This quote by Polyphemus, the Cyclops, to Odysseus is classic situational irony in which the giant admits to being defeated by a mortal.
The Cyclops arrogantly underestimates his opponent. As a giant with massive strength he naturally assumes his nemesis to be a giant with massive strength. Goliath overestimates himself here.
The situation is an analogy, a kind of retelling of the end of the Trojan War in which Odysseus, through his cunning, burned Troy to the ground with a wooden horse. They too expected to be defeated by a giant armed force. Instead of a horse, Odysseus uses a little wine to disarm the giant and gouge his eye. It's not the first time in literature that wine and blood have been used in this cause-effect fashion.
The conciliation is filled with Homeric epithets (nicknames) when Cyclops calls Odysseus "you--small, pitiful and twiggy." It shows conflict between the mortal and immortal in which Homer, a humanist, champions mankind.
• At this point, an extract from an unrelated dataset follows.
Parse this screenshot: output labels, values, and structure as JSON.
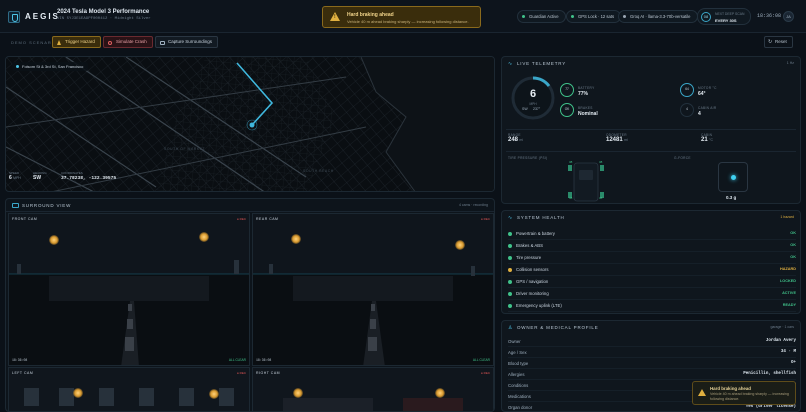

And it reflects one of the great themes in literature: blindness. Physical blindness is always an indiction of moral blindness. The Cyclops is being punished for hubris and living with no law.